The home secretary, Theresa May, has announced a major independent inquiry into claims that for decades, accusations and evidence of child abuse were dismissed, ignored and mishandled by many of Britain’s most important institutions.
She also announced a review of the way the Home Office handled sexual abuse allegations passed to it between 1979 and 1995 – including those submitted by MP Geoffrey Dickens to the then home secretary Leon Brittan.
The allegations of organised historic sexual abuse of children by MPs and peers are already sending huge shockwaves through the British establishment; they point to abuses and cover-ups in the care system and the civil service, among others, and have revived long-dormant inquiries into alleged child abuse by powerful figures at the Elm Guest House in Barnes in the early 1980s.
But the claims that have sparked these new investigations also fit a broader pattern of crimes committed in the past, often by the famous and powerful, that have had significant impacts on how the police and other criminal justice agencies work in the present.
In short, they are what some social scientists have described as “signal crimes”.
A special kind of crime
These are crimes whose discovery changes how we individually and collectively think, feel and behave about our safety and security. They cut through the background noise of everyday life, communicating messages about the nature and distribution of risks and threats, reshaping our ordering of social reality, and revealing the boundaries of our moral and behavioural norms.
A number of the historic abuse cases discovered recently fit this description, especially the crimes perpetrated by Rolf Harris, Stuart Hall, Max Clifford and Jimmy Savile. All those cases combined issues of celebrity, criminality, blatant failures by state agencies, and anxiety about appropriate sexual conduct – central themes in periodic re-examinations of British society and culture.

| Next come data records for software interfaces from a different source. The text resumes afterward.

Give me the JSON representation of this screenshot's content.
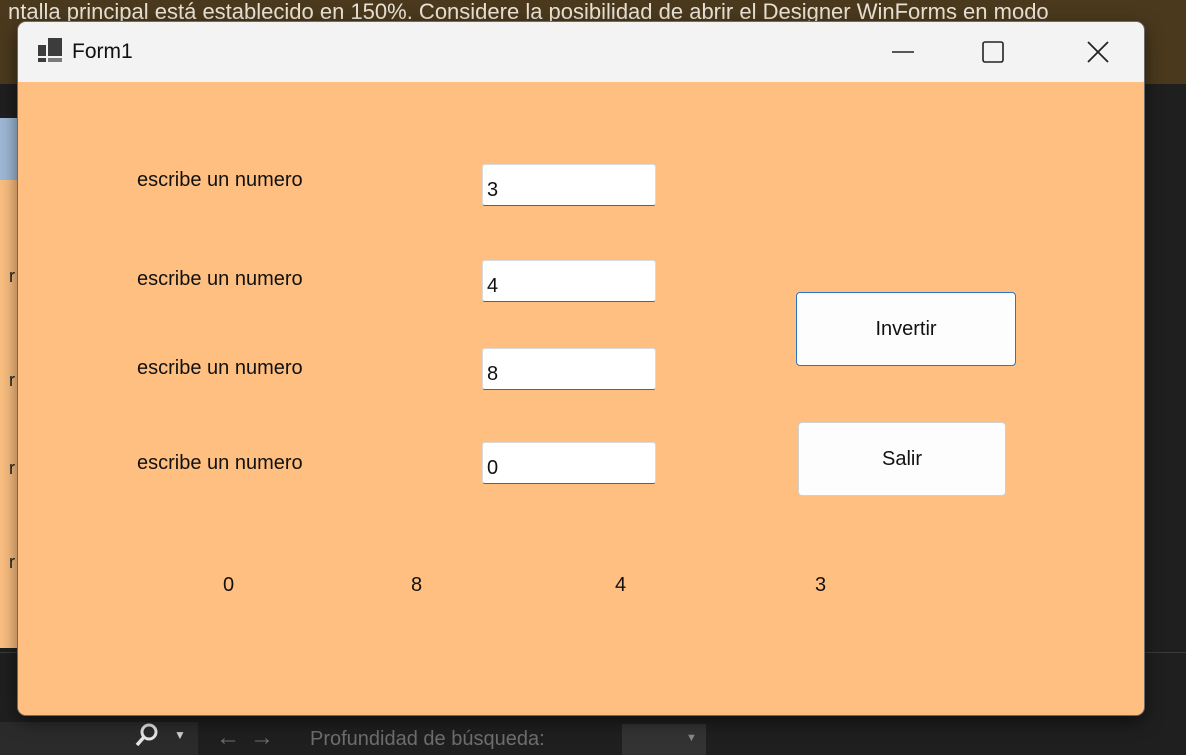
{
  "background": {
    "banner_text": "ntalla principal está establecido en 150%. Considere la posibilidad de abrir el Designer WinForms en modo",
    "left_glyphs": [
      "r",
      "r",
      "r",
      "r"
    ],
    "bottom_bar": {
      "depth_label": "Profundidad de búsqueda:"
    }
  },
  "window": {
    "title": "Form1",
    "minimize_glyph": "—",
    "inputs": [
      {
        "label": "escribe un numero",
        "value": "3"
      },
      {
        "label": "escribe un numero",
        "value": "4"
      },
      {
        "label": "escribe un numero",
        "value": "8"
      },
      {
        "label": "escribe un numero",
        "value": "0"
      }
    ],
    "buttons": {
      "invertir": "Invertir",
      "salir": "Salir"
    },
    "outputs": [
      "0",
      "8",
      "4",
      "3"
    ]
  },
  "colors": {
    "form_background": "#ffbf80",
    "titlebar": "#f3f3f3",
    "focus_border": "#2b76c7"
  }
}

But there is an additional category of past crimes that, although focused on different substantive issues, are proving equally influential in channelling public and political concerns. This category includes the findings of the Hillsborough Independent Panel; the allegations of collusion in unsolved murders against Gerry Adams in Northern Ireland; the unsolved murder of Daniel Morgan; and the activities of undercover police officers.
What has been remarkable to observe has been how, as these cases have mounted in recent years, so has the number of state and social institutions touched by the taint of scandal and culpability. Police, media organisations, schools, central government, social services, the health service, the church – have all been exposed in particular ways.
The re-opening of all these cases has thrown up inconvenient and challenging questions about our notions of law, order and justice, and whether we can ever really trust the state and its institutions to protect people from harm.
Reworking the past
These are all signal crimes deriving from historic events. They possess the telltale traits of a phenomenon that can be labelled “retroactive social control”: where past events are placed under new definitions of the situation and in the process new opportunities for the regulation and control of behaviour in the here and now made possible.
In this process, previously hidden crimes and wrongdoing are publicly re-examined and redefined, not just to acknowledge what happened but to reframe the public memory of these events. This, in turn, often triggers criminal justice interventions, even though many years may have passed since the original offence occurred (as in the cases stemming from Operation Yewtree).
This process of retroactively changing how past events are publicly defined and remembered typically involves two key steps, usually achieved either through the courts or some form of public inquiry. First is what we might call the social control of memory; the way in which the content of what is collectively remembered is adjusted and reconstructed. In many cases, this involves the radical recasting of the public reputations of formerly powerful and lauded individuals.
After this is done, there begins a new phase of social control through memory, where reworked public and institutional memories of the past lead to changes in how social control is exerted in the present – for instance, increased likelihood of criminal convictions for the perpetrators of abuse.
The critical point about signal crimes is that although they are relatively few, they exert a disproportionate influence on the public understanding of crime in general.
Ironically, the current cases have emerged just as criminal justice agencies are focusing more and more attention on the future. Technologies for anticipating and preventing crime using big data and the associated strategies of predictive policing and risk-based profiling to manage offenders are beguiling criminal justice leaders and dominating their thinking about future plans.
But at the same time, the legitimacy of the institutions trusted to protect us from crime are being badly corroded by the haunting legacies of crimes past.
It has been announced that the government’s inquiry will be headed by Elizabeth Butler-Sloss, who not only headed the inquiry into the Cleveland child abuse scandal in 1987, but as a judge, ruled in favour of lifelong anonymity for the killers of James Bulger – whose 1993 murder provoked public shock and despair like no other crime of its time.
That experience will surely stand her in good stead as she leads an inquiry into how the British state as a whole apparently failed some of its most vulnerable citizens.